Wildfires in Mendocino and Sonoma counties have taken their toll.
California is no stranger to the scourge of drought. The hot seasons often bring an elevated risk to the western state every year, exacerbated by certain water-heavy farming practices. The risk of drought has only grown greater in recent years due to the rash of brush fires burning off large swaths of land and causing mass drying in the soil and air. While water supplies vary across the entire state, it’s officially reached emergency status for two of its northernmost counties.
California Governor Gavin Newsom, speaking from the dried-out shores of Lake Mendocino, declared an official drought emergency for Mendocino and Sonoma counties. With this declaration, state regulators will have more sway in the divisions of the Russian River watershed, as well as river flow regulations from the state’s reservoirs.
“Oftentimes we overstate the word historic, but this is indeed an historic moment, certainly historic for this particular lake, Mendocino, which is at 43% of its capacity this time of year,” Newsom said.
BREAKING: @GavinNewsom declares a regional drought emergency in Mendocino and Sonoma counties. "We have to target our solutions regionally," he says.
Mendocino Lake is at 43% capacity, Sonoma Lake at 62%. Both are "without precedent," Newsom adds.

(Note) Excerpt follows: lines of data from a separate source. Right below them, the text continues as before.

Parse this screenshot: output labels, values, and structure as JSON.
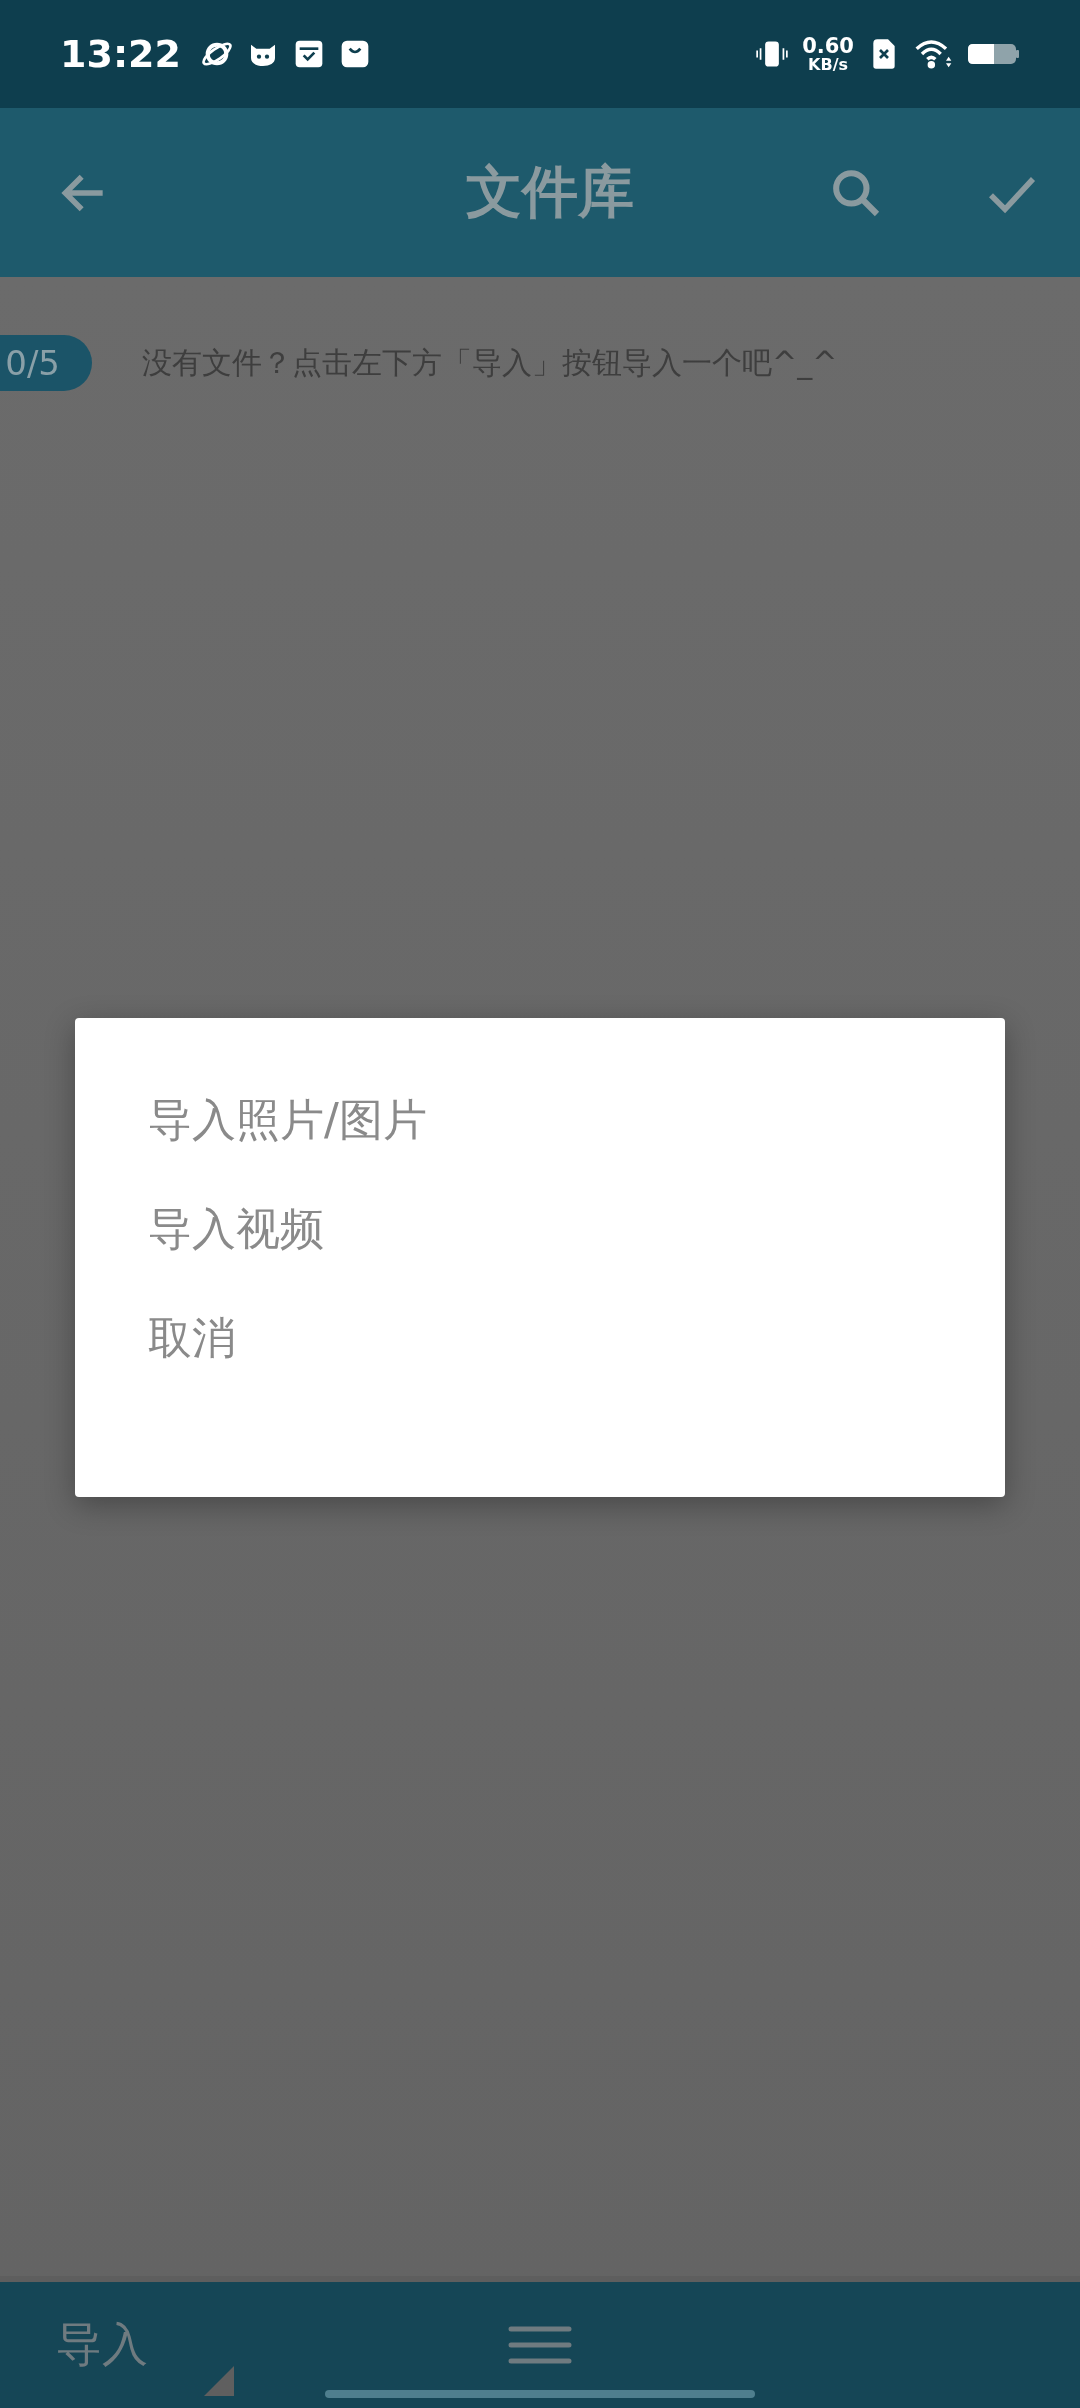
{
  "status_bar": {
    "time": "13:22",
    "speed_value": "0.60",
    "speed_unit": "KB/s"
  },
  "app_bar": {
    "title": "文件库"
  },
  "content": {
    "counter": "0/5",
    "empty_message": "没有文件？点击左下方「导入」按钮导入一个吧^_^"
  },
  "dialog": {
    "items": [
      {
        "label": "导入照片/图片"
      },
      {
        "label": "导入视频"
      },
      {
        "label": "取消"
      }
    ]
  },
  "bottom_bar": {
    "import_label": "导入"
  }
}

— Emily Hoeven💫 (@emily_hoeven) April 21, 2021
Newsom also admitted that drought or drought-like conditions aren’t exclusive to these two counties, and that the entire state is at potential risk. Newsome has been under pressure from local legislators recently to declare a statewide drought, but since the southern counties have been supplemented by state and federal water systems more than rainfall, they aren’t in as dire a situation. Newsom also noted that overall urban water usage has dropped 13% since the last major drought event in California, something which he attributed to Californians having a “conservation mind-set.”